A new volunteer arrived this week. Maiko is from Japan and people always find us an interesting pair. We explain that she is from Japan and I'm a Japanese American. She's very sweet, from Kyoto, but attending college in Michigan. She's jumped right into the flow at the DRC with lots of enthusiasm and it's been good fun.
Since my ankle has been healing, I haven't taken the kids on any walks, as I'm just not confident pushing any wheelchairs up the steep, rocky hills. So, 2 days ago, she took the kids out for a walk and about 18 kids went in all. Not knowing the area, the kids ignored my suggestion of taking her on a less strenuous walk, they ventured up the super steep hill to the Gumba Buddhist monastery. It was quite a climb for her first walk, but she's a trooper. On the way down the hill, one of the kids got carried away and accidentally, one of the girls her wheelchair fell out. She broke her arm and got a concussion. Poor Gita.... She's better now, but it gave us all quite a scare. We have learned some valuable lessons about what the children are capable of. Honestly, I have seen these kids do things that make my heart jump, but they are completely capable and have no problems. My level of trust and comfort for what they can do in wheelchairs has really grown. They also take care of each other in such a loving and helpful way, it seems that they are looking out for eachother. However, accidents do happen...

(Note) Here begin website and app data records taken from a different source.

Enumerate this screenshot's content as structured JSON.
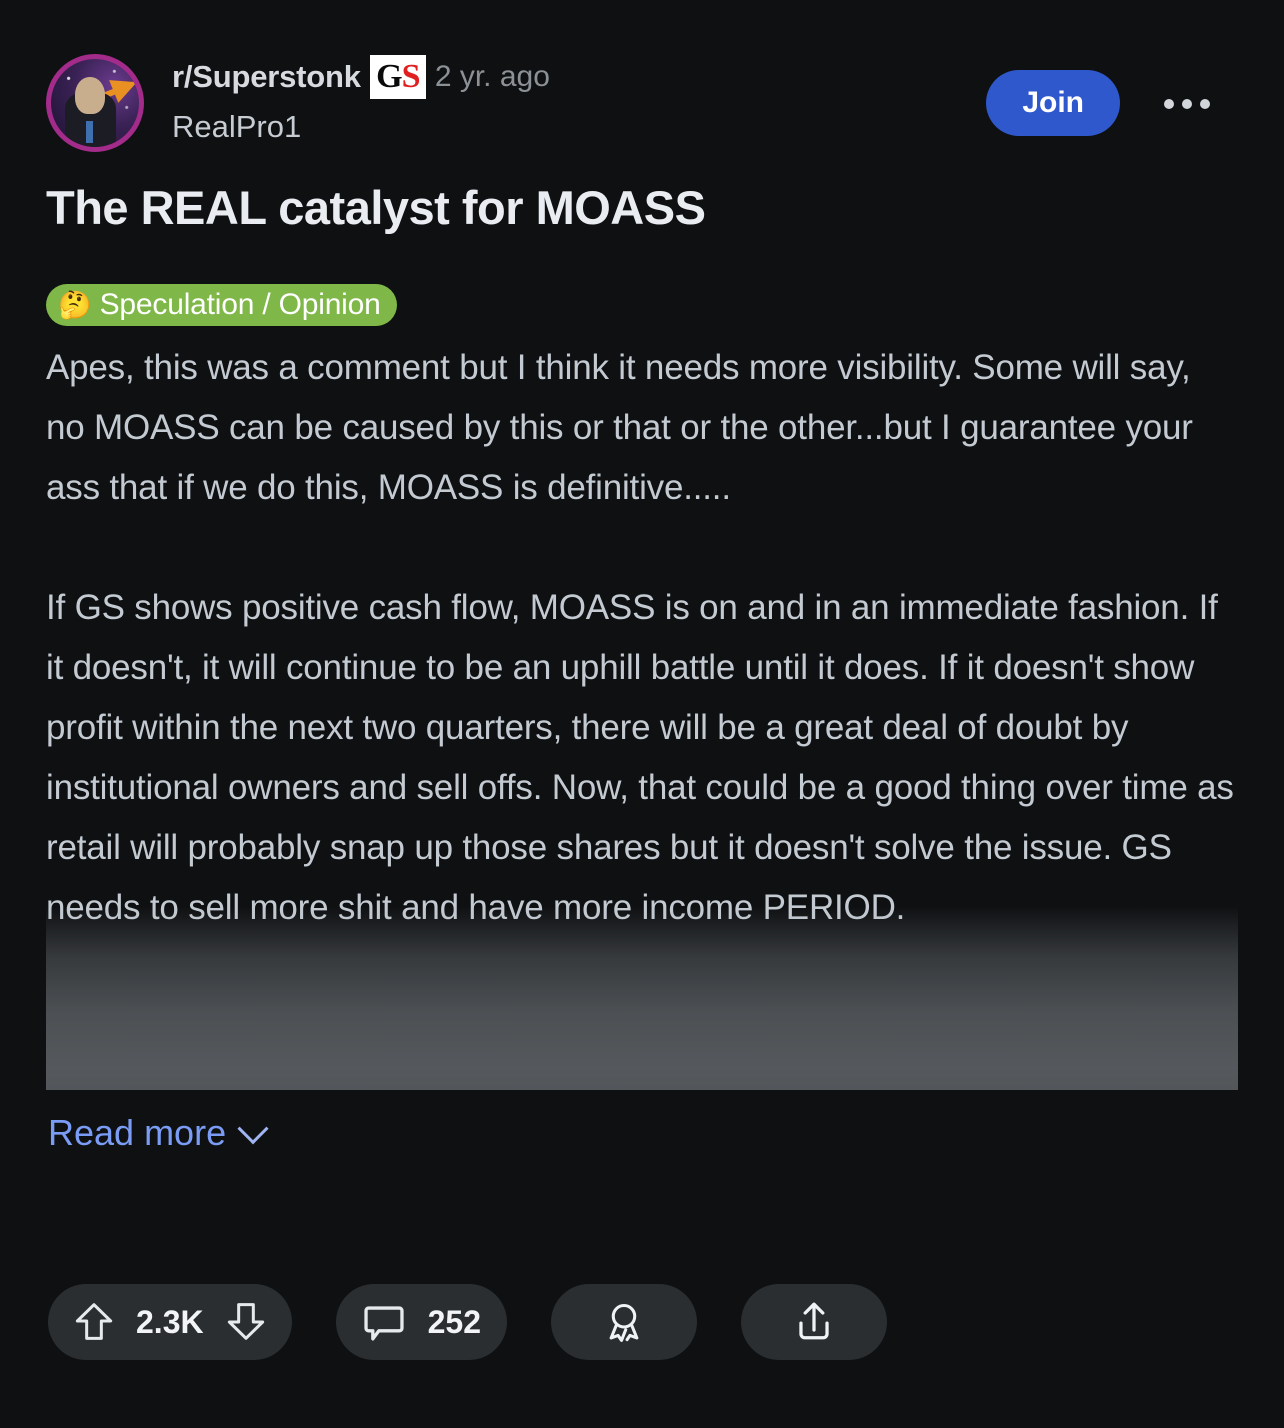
{
  "post": {
    "subreddit": "r/Superstonk",
    "community_badge": {
      "first_letter": "G",
      "second_letter": "S"
    },
    "timestamp": "2 yr. ago",
    "username": "RealPro1",
    "join_label": "Join",
    "title": "The REAL catalyst for MOASS",
    "flair": {
      "emoji": "🤔",
      "label": "Speculation / Opinion"
    },
    "body": "Apes, this was a comment but I think it needs more visibility. Some will say, no MOASS can be caused by this or that or the other...but I guarantee your ass that if we do this, MOASS is definitive.....\n\nIf GS shows positive cash flow, MOASS is on and in an immediate fashion. If it doesn't, it will continue to be an uphill battle until it does. If it doesn't show profit within the next two quarters, there will be a great deal of doubt by institutional owners and sell offs. Now, that could be a good thing over time as retail will probably snap up those shares but it doesn't solve the issue. GS needs to sell more shit and have more income PERIOD.",
    "read_more_label": "Read more",
    "actions": {
      "upvote_count": "2.3K",
      "comment_count": "252"
    }
  },
  "colors": {
    "page_background": "#0e1012",
    "join_button": "#2f58cc",
    "flair_green": "#7fb848",
    "link_blue": "#7a9cf5",
    "pill_background": "#2a2e31",
    "avatar_ring": "#a32b8a",
    "badge_accent_red": "#e02020"
  }
}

As a treat, I took 12 of the tween age kids to the local market to shop. They each spent 200 rupees ($3 USD) and could buy whatever they chose. Looking back to my tween years, I'm sure that when I got money to spend freely, I bought candy, went to movies, toys or other odds and ends. These kids chose shirts, belts, watches, backpacks, a few little transistor radios, and scarves. It was fun to go with them. Of course, Surendra went along and was an awesome bargainer, making sure we got the most for our money. It was a very productive and fun shopping excursion.
I'm in my last week in Kathmandu and the thought of saying goodbye to these kids makes my heart tear, but hopefully, I'll come back this way someday. Hope you are all happy and healthy!